What’s then fascinating is that early the next morning, before dawn, Jesus gets up and goes off to find a nice quiet place to pray. “In the morning, while it was still very dark, he got up and went out to a deserted place, and there he prayed.”

This simple verse in the Bible is the most important one in this section of Mark’s Gospel. The quiet time that Jesus had was more important than anything else. This was what gave him the strength to do all the activities that he undertook. His meditation time, his time alone with God, was critical.

The Church’s tradition is that Mark wrote down his Gospel based on Peter’s recollection of events. So Mark’s Gospel is a special one for those of us here at St Peter’s College, because it’s based on Peter’s memory of the events, which he witnessed. You can just imagine Peter in his family home, with hordes of people outside demanding to be healed. Finally, when they all go, Peter and the others collapse into bed. The next day they get up and there are more people outside, demanding to see Jesus and be healed of their ailments; and where is Jesus? Not to be found! So they all go out looking for him, eventually find him, and say, “Everyone is searching for you.” But Jesus doesn’t go back to Peter’s house to heal more people, because he has a message which is much greater: it’s not just about him healing people – he has a message about God’s love, which everyone needs to hear.

The message about God’s love would spread across the world eventually. This message, that all people were equally loved by God, and that we needed to love our neighbours in response to God’s love, was the most important and critical activity Jesus would undertake. But he would only have the energy to do that, if he had his quiet time: his time with God.

Last time I wrote about noticing the beauty around you. That’s really important. You will be more likely to do that, if you also have some quiet time.
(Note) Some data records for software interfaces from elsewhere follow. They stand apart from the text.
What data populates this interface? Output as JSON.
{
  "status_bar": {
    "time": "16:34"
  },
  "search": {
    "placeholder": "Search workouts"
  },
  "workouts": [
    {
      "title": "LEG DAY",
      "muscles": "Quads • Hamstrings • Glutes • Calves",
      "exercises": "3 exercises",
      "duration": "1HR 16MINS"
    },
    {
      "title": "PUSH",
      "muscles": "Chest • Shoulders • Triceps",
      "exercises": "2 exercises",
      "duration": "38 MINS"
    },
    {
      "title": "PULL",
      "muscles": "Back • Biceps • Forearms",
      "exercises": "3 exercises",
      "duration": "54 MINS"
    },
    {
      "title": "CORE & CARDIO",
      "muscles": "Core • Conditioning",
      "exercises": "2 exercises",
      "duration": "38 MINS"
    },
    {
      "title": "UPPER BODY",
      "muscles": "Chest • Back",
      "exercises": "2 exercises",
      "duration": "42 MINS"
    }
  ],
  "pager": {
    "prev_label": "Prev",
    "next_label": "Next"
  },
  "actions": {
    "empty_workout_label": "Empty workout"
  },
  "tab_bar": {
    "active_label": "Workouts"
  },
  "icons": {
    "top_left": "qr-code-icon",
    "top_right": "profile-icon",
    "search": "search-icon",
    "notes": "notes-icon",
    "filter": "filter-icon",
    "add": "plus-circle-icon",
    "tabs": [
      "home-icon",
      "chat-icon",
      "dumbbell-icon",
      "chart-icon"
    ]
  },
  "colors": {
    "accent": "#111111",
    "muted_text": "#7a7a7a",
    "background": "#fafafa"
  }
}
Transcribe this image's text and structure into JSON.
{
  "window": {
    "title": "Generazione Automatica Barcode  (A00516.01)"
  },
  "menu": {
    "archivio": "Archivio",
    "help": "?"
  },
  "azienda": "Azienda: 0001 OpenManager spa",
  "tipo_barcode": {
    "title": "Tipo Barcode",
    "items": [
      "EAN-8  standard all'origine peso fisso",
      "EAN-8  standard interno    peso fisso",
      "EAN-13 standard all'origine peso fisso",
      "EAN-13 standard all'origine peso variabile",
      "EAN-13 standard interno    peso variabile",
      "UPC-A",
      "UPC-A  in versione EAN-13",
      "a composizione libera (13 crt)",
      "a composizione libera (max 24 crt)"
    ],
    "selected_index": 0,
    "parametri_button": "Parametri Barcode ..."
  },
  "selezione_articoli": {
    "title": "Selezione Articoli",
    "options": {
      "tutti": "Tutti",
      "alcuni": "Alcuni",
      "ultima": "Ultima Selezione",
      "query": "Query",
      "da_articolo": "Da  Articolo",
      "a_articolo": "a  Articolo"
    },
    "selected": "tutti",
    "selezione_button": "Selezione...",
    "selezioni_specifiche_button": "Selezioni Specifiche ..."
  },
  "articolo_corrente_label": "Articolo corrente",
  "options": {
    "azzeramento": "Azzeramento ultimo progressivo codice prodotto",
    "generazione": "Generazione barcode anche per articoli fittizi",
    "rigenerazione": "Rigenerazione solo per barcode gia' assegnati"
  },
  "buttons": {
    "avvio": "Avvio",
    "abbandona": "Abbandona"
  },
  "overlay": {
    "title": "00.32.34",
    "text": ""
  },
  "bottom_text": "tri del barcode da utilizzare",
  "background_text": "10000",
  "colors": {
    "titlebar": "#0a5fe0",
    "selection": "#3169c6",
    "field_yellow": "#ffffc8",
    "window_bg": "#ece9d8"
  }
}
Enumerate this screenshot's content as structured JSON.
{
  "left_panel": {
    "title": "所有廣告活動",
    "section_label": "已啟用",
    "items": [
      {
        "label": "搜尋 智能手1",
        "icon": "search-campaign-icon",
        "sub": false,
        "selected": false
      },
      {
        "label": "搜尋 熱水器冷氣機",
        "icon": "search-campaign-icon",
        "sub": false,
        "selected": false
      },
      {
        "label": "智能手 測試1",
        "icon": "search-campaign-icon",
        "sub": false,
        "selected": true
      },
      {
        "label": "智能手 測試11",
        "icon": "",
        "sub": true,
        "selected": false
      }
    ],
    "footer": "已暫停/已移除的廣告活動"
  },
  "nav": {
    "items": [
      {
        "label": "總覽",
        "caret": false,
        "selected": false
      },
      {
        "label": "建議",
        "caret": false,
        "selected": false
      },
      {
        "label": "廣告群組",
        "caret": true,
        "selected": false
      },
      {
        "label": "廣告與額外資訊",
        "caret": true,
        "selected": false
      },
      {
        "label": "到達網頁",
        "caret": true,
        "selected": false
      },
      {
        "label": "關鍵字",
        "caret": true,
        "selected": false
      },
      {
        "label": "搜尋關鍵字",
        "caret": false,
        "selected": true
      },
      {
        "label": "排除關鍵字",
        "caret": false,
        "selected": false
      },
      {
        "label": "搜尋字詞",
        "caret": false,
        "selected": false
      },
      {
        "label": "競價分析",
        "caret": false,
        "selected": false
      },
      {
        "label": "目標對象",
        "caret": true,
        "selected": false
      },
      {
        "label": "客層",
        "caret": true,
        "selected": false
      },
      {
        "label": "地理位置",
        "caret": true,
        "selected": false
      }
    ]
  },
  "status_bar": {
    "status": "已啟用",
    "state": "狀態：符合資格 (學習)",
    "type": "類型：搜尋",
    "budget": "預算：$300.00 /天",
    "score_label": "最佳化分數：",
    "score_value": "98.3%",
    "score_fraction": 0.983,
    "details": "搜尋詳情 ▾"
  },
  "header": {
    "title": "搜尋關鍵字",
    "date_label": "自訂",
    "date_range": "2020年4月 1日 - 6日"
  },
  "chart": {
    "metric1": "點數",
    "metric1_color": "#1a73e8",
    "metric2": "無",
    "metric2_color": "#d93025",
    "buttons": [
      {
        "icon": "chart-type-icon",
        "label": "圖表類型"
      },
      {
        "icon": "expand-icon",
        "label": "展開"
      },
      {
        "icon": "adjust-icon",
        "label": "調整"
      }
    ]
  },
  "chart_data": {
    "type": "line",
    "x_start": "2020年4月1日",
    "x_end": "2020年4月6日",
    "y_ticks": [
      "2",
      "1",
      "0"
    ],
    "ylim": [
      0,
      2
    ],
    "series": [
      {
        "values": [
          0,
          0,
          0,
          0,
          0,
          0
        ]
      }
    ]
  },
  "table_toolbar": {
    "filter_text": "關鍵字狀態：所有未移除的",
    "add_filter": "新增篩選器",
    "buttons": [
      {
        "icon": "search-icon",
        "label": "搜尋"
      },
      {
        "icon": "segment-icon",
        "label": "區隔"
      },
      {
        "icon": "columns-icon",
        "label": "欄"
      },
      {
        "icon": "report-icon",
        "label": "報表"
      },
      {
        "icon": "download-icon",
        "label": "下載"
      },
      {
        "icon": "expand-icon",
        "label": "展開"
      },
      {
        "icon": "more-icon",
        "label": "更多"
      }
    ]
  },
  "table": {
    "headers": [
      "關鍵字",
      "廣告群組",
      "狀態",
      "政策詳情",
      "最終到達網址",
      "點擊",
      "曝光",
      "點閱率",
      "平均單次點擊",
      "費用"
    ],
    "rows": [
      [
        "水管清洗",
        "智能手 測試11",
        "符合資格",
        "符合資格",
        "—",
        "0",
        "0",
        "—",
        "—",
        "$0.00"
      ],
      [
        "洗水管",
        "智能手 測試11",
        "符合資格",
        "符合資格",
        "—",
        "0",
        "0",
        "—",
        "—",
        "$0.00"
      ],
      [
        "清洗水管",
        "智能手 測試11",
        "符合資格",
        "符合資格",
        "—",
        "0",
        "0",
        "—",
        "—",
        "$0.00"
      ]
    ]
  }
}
Quiet time, prayer time, meditation time, whatever you like to call it, will give you the strength to get through the busy times and do what God is calling you to do. It’s the foundation of everything else.

The Reverend Dr Theo McCall, School Chaplain